AIM OF THE TASK.
Your answer must be every line of the data that contains "this".

DATA SHOWN.
====

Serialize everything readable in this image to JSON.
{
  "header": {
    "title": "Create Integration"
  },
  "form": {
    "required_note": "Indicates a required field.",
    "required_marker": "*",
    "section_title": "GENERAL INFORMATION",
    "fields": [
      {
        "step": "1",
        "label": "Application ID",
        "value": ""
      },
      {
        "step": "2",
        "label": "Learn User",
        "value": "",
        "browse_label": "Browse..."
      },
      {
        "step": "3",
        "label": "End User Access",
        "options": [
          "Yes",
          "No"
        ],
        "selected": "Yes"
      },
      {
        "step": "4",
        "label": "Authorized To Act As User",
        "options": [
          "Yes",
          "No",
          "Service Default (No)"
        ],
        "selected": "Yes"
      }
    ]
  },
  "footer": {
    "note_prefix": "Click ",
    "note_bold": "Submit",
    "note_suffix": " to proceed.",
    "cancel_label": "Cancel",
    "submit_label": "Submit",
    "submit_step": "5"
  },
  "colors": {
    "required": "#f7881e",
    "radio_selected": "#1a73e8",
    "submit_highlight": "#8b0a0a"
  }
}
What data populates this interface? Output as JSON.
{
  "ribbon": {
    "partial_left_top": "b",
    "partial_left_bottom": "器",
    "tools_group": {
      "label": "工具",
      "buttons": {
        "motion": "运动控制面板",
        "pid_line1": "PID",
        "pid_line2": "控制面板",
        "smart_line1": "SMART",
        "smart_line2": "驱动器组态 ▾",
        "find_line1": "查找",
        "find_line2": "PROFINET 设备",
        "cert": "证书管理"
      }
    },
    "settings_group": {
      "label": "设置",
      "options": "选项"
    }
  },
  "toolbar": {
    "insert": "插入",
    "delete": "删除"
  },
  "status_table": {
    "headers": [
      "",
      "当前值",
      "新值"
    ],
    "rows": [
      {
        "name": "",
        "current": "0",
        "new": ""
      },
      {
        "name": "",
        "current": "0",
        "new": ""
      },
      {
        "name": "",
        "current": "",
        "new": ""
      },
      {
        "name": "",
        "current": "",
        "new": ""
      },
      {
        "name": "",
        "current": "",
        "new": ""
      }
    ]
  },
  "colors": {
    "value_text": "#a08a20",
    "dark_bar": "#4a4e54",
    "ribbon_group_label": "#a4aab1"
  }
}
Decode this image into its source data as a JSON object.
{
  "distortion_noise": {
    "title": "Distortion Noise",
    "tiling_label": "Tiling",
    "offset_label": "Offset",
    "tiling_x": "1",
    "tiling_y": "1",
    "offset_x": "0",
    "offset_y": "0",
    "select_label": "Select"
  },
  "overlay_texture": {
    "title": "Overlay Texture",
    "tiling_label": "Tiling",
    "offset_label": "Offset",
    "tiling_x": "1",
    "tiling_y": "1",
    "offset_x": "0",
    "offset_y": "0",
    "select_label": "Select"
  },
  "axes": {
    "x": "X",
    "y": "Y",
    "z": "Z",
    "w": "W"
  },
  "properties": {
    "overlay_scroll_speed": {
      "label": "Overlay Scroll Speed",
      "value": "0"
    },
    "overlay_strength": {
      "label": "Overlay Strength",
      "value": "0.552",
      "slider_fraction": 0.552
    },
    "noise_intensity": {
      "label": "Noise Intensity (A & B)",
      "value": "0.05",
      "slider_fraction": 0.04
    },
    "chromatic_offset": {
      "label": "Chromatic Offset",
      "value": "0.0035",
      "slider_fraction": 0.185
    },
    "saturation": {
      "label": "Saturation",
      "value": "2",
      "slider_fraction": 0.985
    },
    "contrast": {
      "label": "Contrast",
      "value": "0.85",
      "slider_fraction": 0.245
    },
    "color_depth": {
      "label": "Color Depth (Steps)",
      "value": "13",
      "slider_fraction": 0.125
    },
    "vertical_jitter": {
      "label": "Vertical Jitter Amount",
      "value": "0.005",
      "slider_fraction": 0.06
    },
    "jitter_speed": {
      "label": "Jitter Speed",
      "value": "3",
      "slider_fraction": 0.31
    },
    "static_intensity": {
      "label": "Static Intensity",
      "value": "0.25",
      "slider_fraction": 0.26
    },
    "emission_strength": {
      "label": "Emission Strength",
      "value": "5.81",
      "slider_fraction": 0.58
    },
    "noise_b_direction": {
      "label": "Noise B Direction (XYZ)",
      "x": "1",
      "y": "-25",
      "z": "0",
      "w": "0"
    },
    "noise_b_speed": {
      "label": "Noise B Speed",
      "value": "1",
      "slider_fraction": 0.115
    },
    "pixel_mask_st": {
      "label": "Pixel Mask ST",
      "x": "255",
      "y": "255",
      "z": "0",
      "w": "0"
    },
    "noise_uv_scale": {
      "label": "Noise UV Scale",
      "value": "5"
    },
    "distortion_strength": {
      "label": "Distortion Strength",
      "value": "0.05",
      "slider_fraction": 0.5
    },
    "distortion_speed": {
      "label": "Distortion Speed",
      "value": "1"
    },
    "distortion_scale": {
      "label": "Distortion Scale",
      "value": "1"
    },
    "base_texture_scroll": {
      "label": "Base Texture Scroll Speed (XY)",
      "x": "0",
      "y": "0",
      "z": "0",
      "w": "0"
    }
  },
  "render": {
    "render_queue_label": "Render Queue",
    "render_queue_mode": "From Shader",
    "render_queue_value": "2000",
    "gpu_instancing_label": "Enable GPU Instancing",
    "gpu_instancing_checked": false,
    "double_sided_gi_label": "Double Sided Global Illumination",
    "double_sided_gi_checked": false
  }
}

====

SOLVED EXERCISE.
Serialize everything readable in this image to JSON.
What data populates this interface? Output as JSON.
Decode this image into its source data as a JSON object.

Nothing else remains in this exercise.